In the 20 years I lived in Manhattan, I only remember seeing it on the menu once, and as my husband pointed out last night, when we returned to Time café to get it the second time, it wasn’t even good. Ditto Los Angeles.
I’ve never been served one at a dinner party. I don’t think I’ve even spotted a slice at the dessert station at Cleburne Cafeteria in Houston but if I did I would probably have ignored in in favor of buttermilk pie so don’t take my word for it.
Perhaps this neglect is due to the fact that canned pineapple sort of feels synonymous with bomb shelters, or school lunches. Also, pop the cake in the Google and some of the images that come up will be uninspiring. To wit: Pineapple upside down cake, in my view, does not want to be pale in color and insipid against the fork. It does not wish for maraschino cherries hanging around in its pineapple holes. And it does not wish to have the texture of a conventional weapon.
Instead, it wants to be dark and gooey on top, made so by a whole lot of brown sugar and butter, yet its cake part beneath somehow submissive and airy, resting under its tropical fruit life vest. It may wish to have nuts.
Having failed still to obtain a 9 inch cast iron (mine is 12 inches) I made this lovely guy in regular nine inch cake pan. The author says you must bake this in a black cast iron skillet; that is the best method no doubt but if you don’t have one you will still get a good cake out of this, I promise.
I melted the butter in the oven as it preheated right in the cake pan, and then added my brown sugar. Next came the pineapple slices; seven fit just right as Abra Bennett promised.
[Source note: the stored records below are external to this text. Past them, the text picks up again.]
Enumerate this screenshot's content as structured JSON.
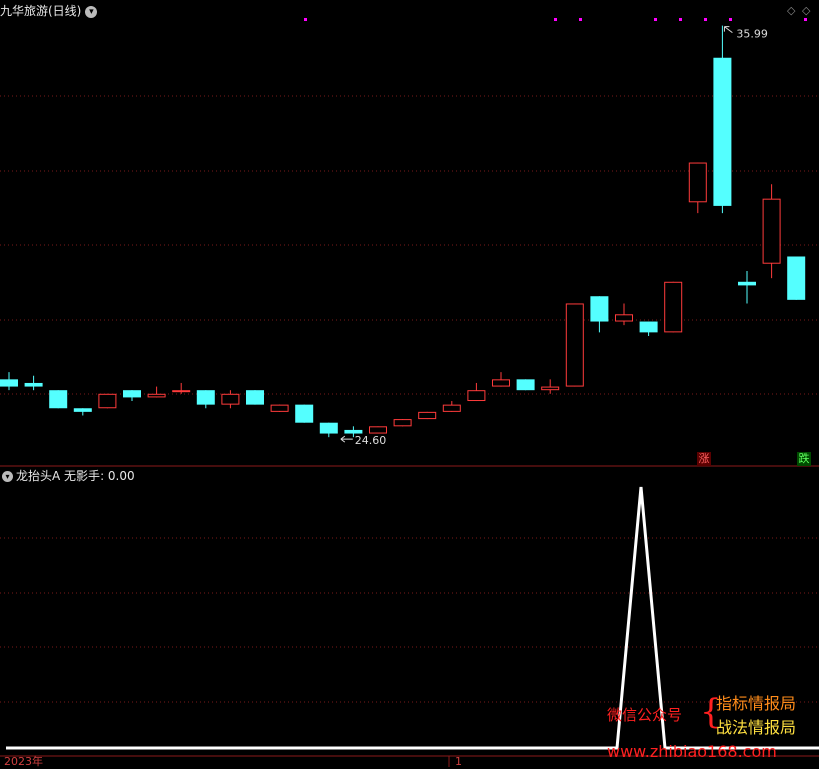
{
  "header": {
    "title": "九华旅游(日线)",
    "menu_icon": "chevron-down-icon"
  },
  "chart_data": [
    {
      "type": "candlestick",
      "title": "九华旅游(日线)",
      "annotations": {
        "high_label": "35.99",
        "low_label": "24.60"
      },
      "ylim": [
        24.3,
        36.2
      ],
      "candles": [
        {
          "o": 26.2,
          "c": 26.0,
          "h": 26.4,
          "l": 25.9
        },
        {
          "o": 26.1,
          "c": 26.0,
          "h": 26.3,
          "l": 25.9
        },
        {
          "o": 25.9,
          "c": 25.4,
          "h": 25.9,
          "l": 25.4
        },
        {
          "o": 25.4,
          "c": 25.3,
          "h": 25.4,
          "l": 25.2
        },
        {
          "o": 25.4,
          "c": 25.8,
          "h": 25.8,
          "l": 25.4
        },
        {
          "o": 25.9,
          "c": 25.7,
          "h": 25.9,
          "l": 25.6
        },
        {
          "o": 25.7,
          "c": 25.8,
          "h": 26.0,
          "l": 25.7
        },
        {
          "o": 25.9,
          "c": 25.9,
          "h": 26.1,
          "l": 25.8
        },
        {
          "o": 25.9,
          "c": 25.5,
          "h": 25.9,
          "l": 25.4
        },
        {
          "o": 25.5,
          "c": 25.8,
          "h": 25.9,
          "l": 25.4
        },
        {
          "o": 25.9,
          "c": 25.5,
          "h": 25.9,
          "l": 25.5
        },
        {
          "o": 25.3,
          "c": 25.5,
          "h": 25.5,
          "l": 25.3
        },
        {
          "o": 25.5,
          "c": 25.0,
          "h": 25.5,
          "l": 25.0
        },
        {
          "o": 25.0,
          "c": 24.7,
          "h": 25.0,
          "l": 24.6
        },
        {
          "o": 24.8,
          "c": 24.7,
          "h": 24.9,
          "l": 24.6
        },
        {
          "o": 24.7,
          "c": 24.9,
          "h": 24.9,
          "l": 24.7
        },
        {
          "o": 24.9,
          "c": 25.1,
          "h": 25.1,
          "l": 24.9
        },
        {
          "o": 25.1,
          "c": 25.3,
          "h": 25.3,
          "l": 25.1
        },
        {
          "o": 25.3,
          "c": 25.5,
          "h": 25.6,
          "l": 25.3
        },
        {
          "o": 25.6,
          "c": 25.9,
          "h": 26.1,
          "l": 25.6
        },
        {
          "o": 26.0,
          "c": 26.2,
          "h": 26.4,
          "l": 26.0
        },
        {
          "o": 26.2,
          "c": 25.9,
          "h": 26.2,
          "l": 25.9
        },
        {
          "o": 25.9,
          "c": 26.0,
          "h": 26.2,
          "l": 25.8
        },
        {
          "o": 26.0,
          "c": 28.3,
          "h": 28.3,
          "l": 26.0
        },
        {
          "o": 28.5,
          "c": 27.8,
          "h": 28.5,
          "l": 27.5
        },
        {
          "o": 27.8,
          "c": 28.0,
          "h": 28.3,
          "l": 27.7
        },
        {
          "o": 27.8,
          "c": 27.5,
          "h": 27.8,
          "l": 27.4
        },
        {
          "o": 27.5,
          "c": 28.9,
          "h": 28.9,
          "l": 27.5
        },
        {
          "o": 31.1,
          "c": 32.2,
          "h": 32.2,
          "l": 30.8
        },
        {
          "o": 35.1,
          "c": 31.0,
          "h": 35.99,
          "l": 30.8
        },
        {
          "o": 28.9,
          "c": 28.8,
          "h": 29.2,
          "l": 28.3
        },
        {
          "o": 29.4,
          "c": 31.2,
          "h": 31.6,
          "l": 29.0
        },
        {
          "o": 29.6,
          "c": 28.4,
          "h": 29.6,
          "l": 28.4
        }
      ]
    },
    {
      "type": "line",
      "title": "龙抬头A",
      "series": [
        {
          "name": "无影手",
          "current": "0.00",
          "values": [
            0,
            0,
            0,
            0,
            0,
            0,
            0,
            0,
            0,
            0,
            0,
            0,
            0,
            0,
            0,
            0,
            0,
            0,
            0,
            0,
            0,
            0,
            0,
            0,
            0,
            1,
            0,
            0,
            0,
            0,
            0,
            0,
            0
          ]
        }
      ],
      "ylim": [
        0,
        1
      ],
      "x_tick_labels": [
        "2023年",
        "1"
      ]
    }
  ],
  "indicator": {
    "name": "龙抬头A",
    "series_label": "无影手",
    "value": "0.00",
    "separator": ": "
  },
  "badges": {
    "up": "涨",
    "down": "跌"
  },
  "watermark": {
    "line1": "微信公众号",
    "line2": "指标情报局",
    "line3": "战法情报局",
    "url": "www.zhibiao168.com",
    "brace": "{"
  },
  "colors": {
    "up": "#ff3b3b",
    "down": "#54ffff",
    "grid": "#7a1a1a",
    "border": "#8b1a1a",
    "signal": "#ffffff",
    "marker": "#ff00ff"
  }
}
Don’t forget to reserve your can for the juice, as you might easily read over that step.
After I’d gotten my dry ingredients into my beaten yolks and added that juice, I did whip my egg whites with a hand mixer, which I find faster than a KitchenAid when you’re doing low quantities. I would like to talk to you all further about the shortcomings of a standing mixer with eggs, but another day okay?
I did not use nuts as they have few fans chez moi; they are optional but do look pretty as you can see here.
This bakes for a while, but watch it because mine was ready to come out after 35 minutes. Yours may not be but please pay attention.
Then, there is the cooling. Serve dinner while that is happening or you won’t be able to wait. I used a knife to loosen the sides and the cake released magically onto a plate, and I served it up while we watched “You’ve Got Mail.” As Meg Ryan’s AOL dial up sounds lit up my den, so did the ohhs and ahhs for this old time dessert. One guest said it must be the pineapple juice that makes it so feathery against the fork. This could be. I’ll have to have another slice and ponder.
Serves 8 (unless you decide to eat it all by yourself)
1/2 cup unsalted butter 1 1/2 cup firmly packed brown sugar 1 cup pecan halves 1 20 ounce can pineapple slices packed in juice, reserving 5 tablespoons juice 3 eggs, separated 1 cup sugar 1 cup all-purpose flour 1 teaspoon baking powder 1/2 teaspoon salt
A New Way to Dinner, co-authored by Food52's founders Amanda Hesser and Merrill Stubbs, is an indispensable playbook for stress-free meal-planning (hint: cook foundational dishes on the weekend and mix and match ‘em through the week).